Usually, whatever standard health insurance you have will pay only claims for medical care in your country of residence. Also, even if your medical care is usually paid for by the government, this usually won't extend to medical costs incurred in other countries. Some countries with universal healthcare (such as Canada, UK]], Australia) might have reciprocal agreements with other countries with similar health care systems. However, even if a country extends its subsidized medical care to tourists, it may not be up to the standards that you are used to.

Unless you are covered by a reciprocal arrangement or your regular health insurance covers international medical expenses, you will have to pay all medical expenses incurred while travelling out of pocket, and in some cases medical care might be prohibitively expensive. Therefore, all international travelers should be certain they have medical coverage via a travel insurance policy that covers medical expenses they occur on their trip.

When considering a travel insurance policy's medical coverage:

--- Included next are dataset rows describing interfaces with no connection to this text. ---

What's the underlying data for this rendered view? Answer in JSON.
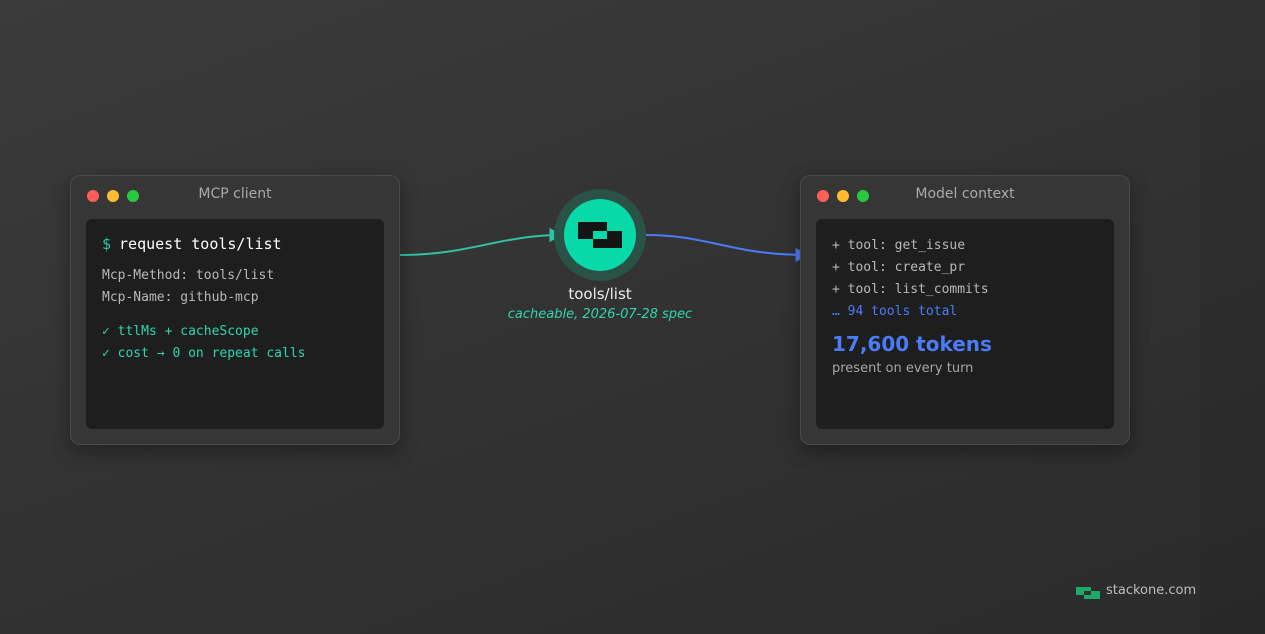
{
  "client_window": {
    "title": "MCP client",
    "prompt_symbol": "$",
    "command": "request tools/list",
    "headers": [
      "Mcp-Method: tools/list",
      "Mcp-Name: github-mcp"
    ],
    "checks": [
      "✓ ttlMs + cacheScope",
      "✓ cost → 0 on repeat calls"
    ]
  },
  "hub": {
    "label": "tools/list",
    "sublabel": "cacheable, 2026-07-28 spec",
    "icon": "stackone-logo-icon"
  },
  "context_window": {
    "title": "Model context",
    "tools": [
      "+ tool: get_issue",
      "+ tool: create_pr",
      "+ tool: list_commits"
    ],
    "tools_more": "… 94 tools total",
    "tokens": "17,600 tokens",
    "tokens_note": "present on every turn"
  },
  "footer": {
    "brand": "stackone.com"
  },
  "colors": {
    "accent_green": "#09d9a9",
    "accent_blue": "#4a7cf6",
    "terminal_bg": "#1e1e1e",
    "window_bg": "#363636"
  }
}
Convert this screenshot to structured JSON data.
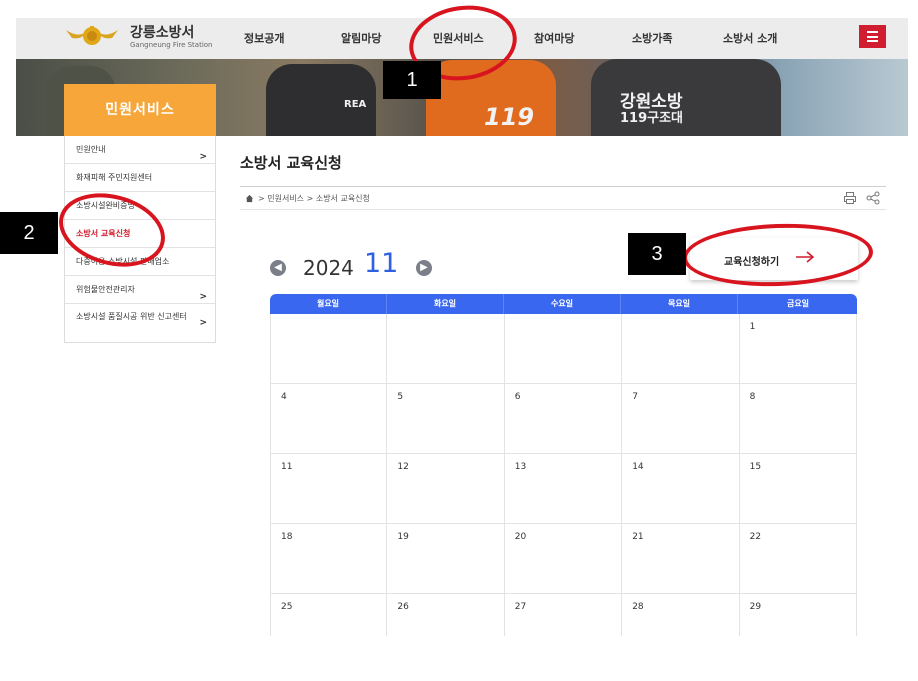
{
  "header": {
    "logo_title": "강릉소방서",
    "logo_subtitle": "Gangneung Fire Station",
    "nav": [
      {
        "label": "정보공개"
      },
      {
        "label": "알림마당"
      },
      {
        "label": "민원서비스"
      },
      {
        "label": "참여마당"
      },
      {
        "label": "소방가족"
      },
      {
        "label": "소방서 소개"
      }
    ],
    "menu_icon": "hamburger-icon",
    "accent_color": "#d01d2f"
  },
  "banner": {
    "vest_text_1": "REA",
    "vest_text_2": "119",
    "vest_text_3": "강원소방",
    "vest_text_4": "119구조대"
  },
  "sidebar": {
    "section_title": "민원서비스",
    "section_color": "#f7a63a",
    "items": [
      {
        "label": "민원안내",
        "has_arrow": true
      },
      {
        "label": "화재피해 주민지원센터",
        "has_arrow": false
      },
      {
        "label": "소방시설완비증명",
        "has_arrow": false
      },
      {
        "label": "소방서 교육신청",
        "has_arrow": false,
        "active": true
      },
      {
        "label": "다중이용 소방시설 판매업소",
        "has_arrow": false
      },
      {
        "label": "위험물안전관리자",
        "has_arrow": true
      },
      {
        "label": "소방시설 품질시공 위반 신고센터",
        "has_arrow": true
      }
    ],
    "arrow_glyph": ">"
  },
  "content": {
    "page_title": "소방서 교육신청",
    "breadcrumb": "> 민원서비스 > 소방서 교육신청",
    "home_icon": "home-icon",
    "print_icon": "print-icon",
    "share_icon": "share-icon"
  },
  "calendar": {
    "year": "2024",
    "month": "11",
    "prev_icon": "arrow-left-circle-icon",
    "next_icon": "arrow-right-circle-icon",
    "apply_label": "교육신청하기",
    "apply_icon": "arrow-right-icon",
    "weekdays": [
      "월요일",
      "화요일",
      "수요일",
      "목요일",
      "금요일"
    ],
    "weeks": [
      [
        "",
        "",
        "",
        "",
        "1"
      ],
      [
        "4",
        "5",
        "6",
        "7",
        "8"
      ],
      [
        "11",
        "12",
        "13",
        "14",
        "15"
      ],
      [
        "18",
        "19",
        "20",
        "21",
        "22"
      ],
      [
        "25",
        "26",
        "27",
        "28",
        "29"
      ]
    ],
    "header_color": "#3a67f0"
  },
  "annotations": [
    {
      "label": "1"
    },
    {
      "label": "2"
    },
    {
      "label": "3"
    }
  ]
}
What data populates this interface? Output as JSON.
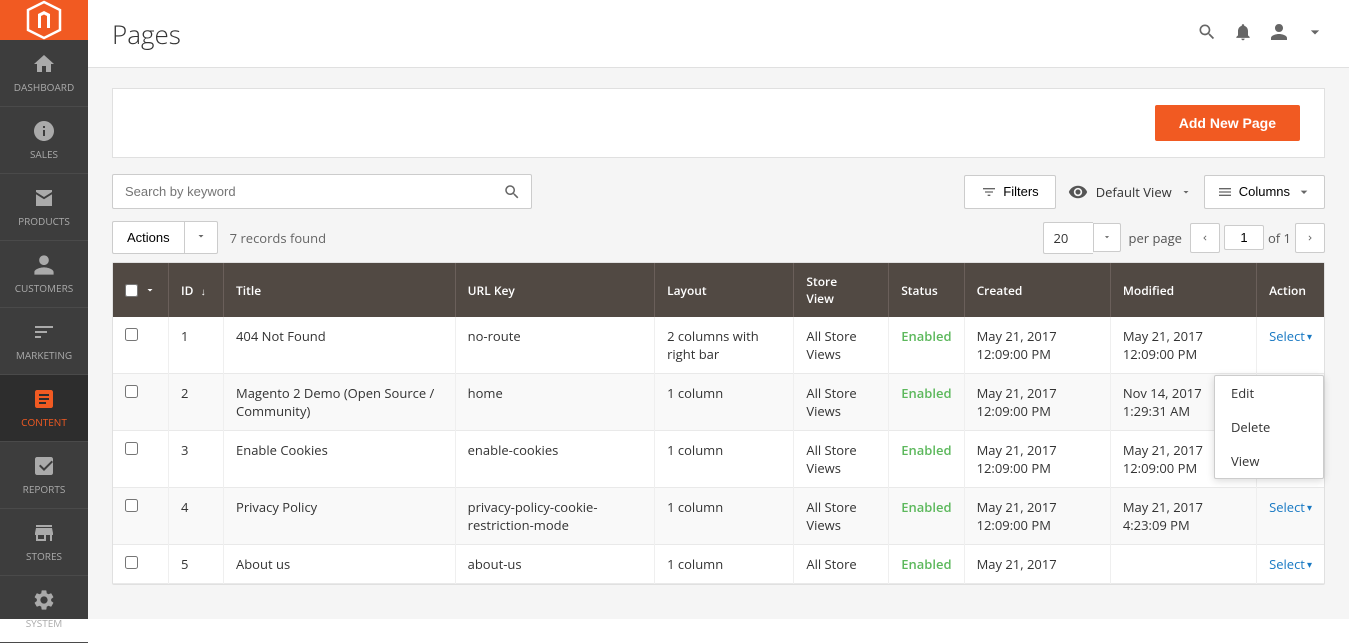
{
  "sidebar": {
    "logo_alt": "Magento Logo",
    "items": [
      {
        "id": "dashboard",
        "label": "DASHBOARD",
        "icon": "dashboard"
      },
      {
        "id": "sales",
        "label": "SALES",
        "icon": "sales"
      },
      {
        "id": "products",
        "label": "PRODUCTS",
        "icon": "products"
      },
      {
        "id": "customers",
        "label": "CUSTOMERS",
        "icon": "customers"
      },
      {
        "id": "marketing",
        "label": "MARKETING",
        "icon": "marketing"
      },
      {
        "id": "content",
        "label": "CONTENT",
        "icon": "content",
        "active": true
      },
      {
        "id": "reports",
        "label": "REPORTS",
        "icon": "reports"
      },
      {
        "id": "stores",
        "label": "STORES",
        "icon": "stores"
      },
      {
        "id": "system",
        "label": "SYSTEM",
        "icon": "system"
      }
    ]
  },
  "header": {
    "title": "Pages",
    "search_icon": "search",
    "notification_icon": "bell",
    "user_icon": "user",
    "chevron_icon": "chevron-down"
  },
  "toolbar": {
    "add_new_label": "Add New Page"
  },
  "filters": {
    "search_placeholder": "Search by keyword",
    "filters_label": "Filters",
    "default_view_label": "Default View",
    "columns_label": "Columns"
  },
  "actions_bar": {
    "actions_label": "Actions",
    "records_found": "7 records found",
    "per_page_value": "20",
    "per_page_label": "per page",
    "page_current": "1",
    "page_total": "of 1"
  },
  "table": {
    "columns": [
      "",
      "ID",
      "Title",
      "URL Key",
      "Layout",
      "Store View",
      "Status",
      "Created",
      "Modified",
      "Action"
    ],
    "rows": [
      {
        "id": "1",
        "title": "404 Not Found",
        "url_key": "no-route",
        "layout": "2 columns with right bar",
        "store_view": "All Store Views",
        "status": "Enabled",
        "created": "May 21, 2017 12:09:00 PM",
        "modified": "May 21, 2017 12:09:00 PM",
        "action": "Select",
        "dropdown_open": true
      },
      {
        "id": "2",
        "title": "Magento 2 Demo (Open Source / Community)",
        "url_key": "home",
        "layout": "1 column",
        "store_view": "All Store Views",
        "status": "Enabled",
        "created": "May 21, 2017 12:09:00 PM",
        "modified": "Nov 14, 2017 1:29:31 AM",
        "action": "Select",
        "dropdown_open": false
      },
      {
        "id": "3",
        "title": "Enable Cookies",
        "url_key": "enable-cookies",
        "layout": "1 column",
        "store_view": "All Store Views",
        "status": "Enabled",
        "created": "May 21, 2017 12:09:00 PM",
        "modified": "May 21, 2017 12:09:00 PM",
        "action": "Select",
        "dropdown_open": false
      },
      {
        "id": "4",
        "title": "Privacy Policy",
        "url_key": "privacy-policy-cookie-restriction-mode",
        "layout": "1 column",
        "store_view": "All Store Views",
        "status": "Enabled",
        "created": "May 21, 2017 12:09:00 PM",
        "modified": "May 21, 2017 4:23:09 PM",
        "action": "Select",
        "dropdown_open": false
      },
      {
        "id": "5",
        "title": "About us",
        "url_key": "about-us",
        "layout": "1 column",
        "store_view": "All Store",
        "status": "Enabled",
        "created": "May 21, 2017",
        "modified": "",
        "action": "Select",
        "dropdown_open": false
      }
    ],
    "dropdown_items": [
      "Edit",
      "Delete",
      "View"
    ]
  },
  "colors": {
    "sidebar_bg": "#3d3d3d",
    "logo_bg": "#f15a22",
    "header_bg": "#514943",
    "add_new_bg": "#f15a22",
    "enabled_color": "#5cb85c",
    "link_color": "#1979c3"
  }
}
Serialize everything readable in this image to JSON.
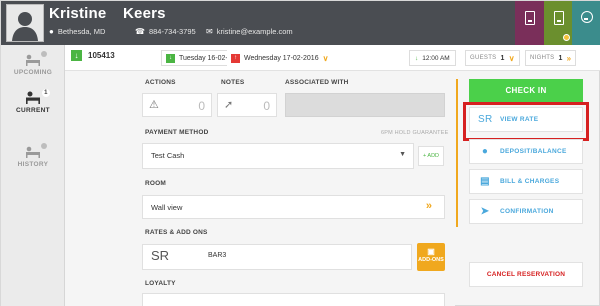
{
  "header": {
    "first_name": "Kristine",
    "last_name": "Keers",
    "location": "Bethesda, MD",
    "phone": "884-734-3795",
    "email": "kristine@example.com"
  },
  "sidebar": {
    "items": [
      {
        "label": "UPCOMING"
      },
      {
        "label": "CURRENT",
        "badge": "1"
      },
      {
        "label": "HISTORY"
      }
    ]
  },
  "reservation": {
    "id": "105413",
    "checkin_date": "Tuesday 16-02-2016",
    "checkout_date": "Wednesday 17-02-2016",
    "time": "12:00 AM",
    "guests_label": "GUESTS",
    "guests_value": "1",
    "nights_label": "NIGHTS",
    "nights_value": "1"
  },
  "form": {
    "actions_label": "ACTIONS",
    "actions_count": "0",
    "notes_label": "NOTES",
    "notes_count": "0",
    "associated_label": "ASSOCIATED WITH",
    "payment_label": "PAYMENT METHOD",
    "payment_note": "6PM HOLD GUARANTEE",
    "payment_value": "Test Cash",
    "add_label": "+ ADD",
    "room_label": "ROOM",
    "room_value": "Wall view",
    "rates_label": "RATES & ADD ONS",
    "rate_code": "SR",
    "rate_name": "BAR3",
    "addons_label": "ADD-ONS",
    "loyalty_label": "LOYALTY"
  },
  "actions_panel": {
    "checkin": "CHECK IN",
    "view_rate_icon": "SR",
    "view_rate": "VIEW RATE",
    "deposit": "DEPOSIT/BALANCE",
    "bill": "BILL & CHARGES",
    "confirmation": "CONFIRMATION",
    "cancel": "CANCEL RESERVATION"
  },
  "colors": {
    "header_bg": "#4a4d52",
    "green": "#4bd04a",
    "orange": "#f0a81e",
    "link_blue": "#4aa8dc",
    "red": "#d62020"
  }
}
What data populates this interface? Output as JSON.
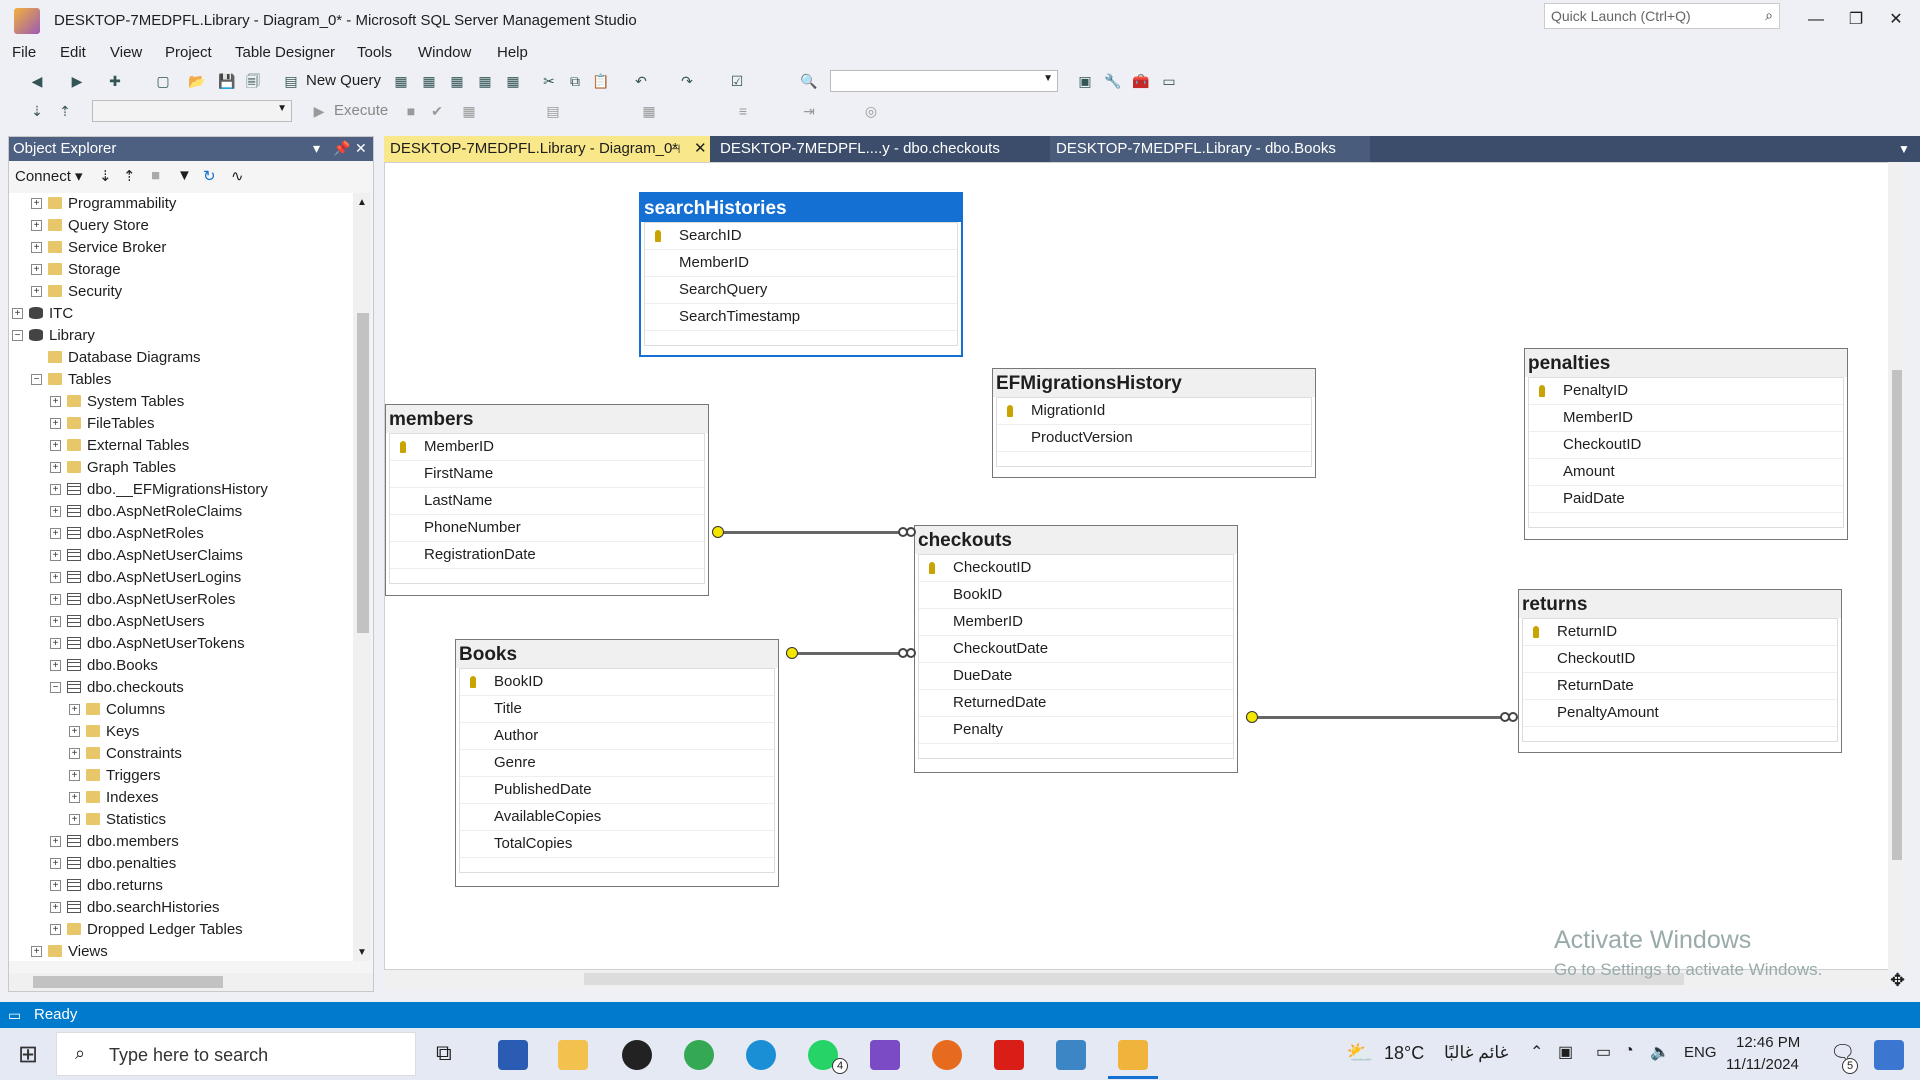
{
  "window": {
    "title": "DESKTOP-7MEDPFL.Library - Diagram_0* - Microsoft SQL Server Management Studio",
    "quick_launch": "Quick Launch (Ctrl+Q)"
  },
  "menu": [
    "File",
    "Edit",
    "View",
    "Project",
    "Table Designer",
    "Tools",
    "Window",
    "Help"
  ],
  "toolbar": {
    "new_query": "New Query",
    "execute": "Execute"
  },
  "object_explorer": {
    "title": "Object Explorer",
    "connect": "Connect",
    "tree": [
      "Programmability",
      "Query Store",
      "Service Broker",
      "Storage",
      "Security",
      "ITC",
      "Library",
      "Database Diagrams",
      "Tables",
      "System Tables",
      "FileTables",
      "External Tables",
      "Graph Tables",
      "dbo.__EFMigrationsHistory",
      "dbo.AspNetRoleClaims",
      "dbo.AspNetRoles",
      "dbo.AspNetUserClaims",
      "dbo.AspNetUserLogins",
      "dbo.AspNetUserRoles",
      "dbo.AspNetUsers",
      "dbo.AspNetUserTokens",
      "dbo.Books",
      "dbo.checkouts",
      "Columns",
      "Keys",
      "Constraints",
      "Triggers",
      "Indexes",
      "Statistics",
      "dbo.members",
      "dbo.penalties",
      "dbo.returns",
      "dbo.searchHistories",
      "Dropped Ledger Tables",
      "Views"
    ]
  },
  "tabs": [
    "DESKTOP-7MEDPFL.Library - Diagram_0*",
    "DESKTOP-7MEDPFL....y - dbo.checkouts",
    "DESKTOP-7MEDPFL.Library - dbo.Books"
  ],
  "entities": {
    "searchHistories": {
      "name": "searchHistories",
      "columns": [
        "SearchID",
        "MemberID",
        "SearchQuery",
        "SearchTimestamp"
      ]
    },
    "efmig": {
      "name": "EFMigrationsHistory",
      "columns": [
        "MigrationId",
        "ProductVersion"
      ]
    },
    "penalties": {
      "name": "penalties",
      "columns": [
        "PenaltyID",
        "MemberID",
        "CheckoutID",
        "Amount",
        "PaidDate"
      ]
    },
    "members": {
      "name": "members",
      "columns": [
        "MemberID",
        "FirstName",
        "LastName",
        "PhoneNumber",
        "RegistrationDate"
      ]
    },
    "checkouts": {
      "name": "checkouts",
      "columns": [
        "CheckoutID",
        "BookID",
        "MemberID",
        "CheckoutDate",
        "DueDate",
        "ReturnedDate",
        "Penalty"
      ]
    },
    "returns": {
      "name": "returns",
      "columns": [
        "ReturnID",
        "CheckoutID",
        "ReturnDate",
        "PenaltyAmount"
      ]
    },
    "books": {
      "name": "Books",
      "columns": [
        "BookID",
        "Title",
        "Author",
        "Genre",
        "PublishedDate",
        "AvailableCopies",
        "TotalCopies"
      ]
    }
  },
  "watermark": {
    "line1": "Activate Windows",
    "line2": "Go to Settings to activate Windows."
  },
  "status": "Ready",
  "taskbar": {
    "search": "Type here to search",
    "weather": "18°C",
    "weather_desc": "غائم غالبًا",
    "lang": "ENG",
    "time": "12:46 PM",
    "date": "11/11/2024",
    "whatsapp_badge": "4",
    "notif_badge": "5"
  }
}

    * check the precise details of medical care that you will be able to claim. If your destination has a tiered health system with, for example, public and private hospitals, are you able to use a private hospital?
    * does your insurer offer 24 hour contact with emergency advice? These hotlines allow an insurer to assess a situation and give some advice about medical care as quickly as possible. Your insurer may have local knowledge that you do not have.
    * if you take part in any adventure sports or activities like alpine skiing or scuba diving, check your policy for medical coverage related to accidents that happen while you're doing that activity and whether or not you need any formal training to be insured. If you can't find a general travel insurance policy to cover your activity of choice, you may be able to take out a second policy from an insurer specializing in that activity.
    * is there coverage for illnesses that become apparent after your return? International travel insurance policies usually exclude medical costs incurred in your country of residence even if the costs stem from an injury or illness that happened while you were travelling. Medical costs in your home country are assumed to be covered by your normal healthcare arrangements.
    * does the policy have adequate cover for dental expenses? Some policies provide substantial amounts for general medial expenses, but only very small amounts (for example, only $500) for dental expenses.

Get yourself and your family travel insurance and enjoy great vacations. Book worldwide vacation rentals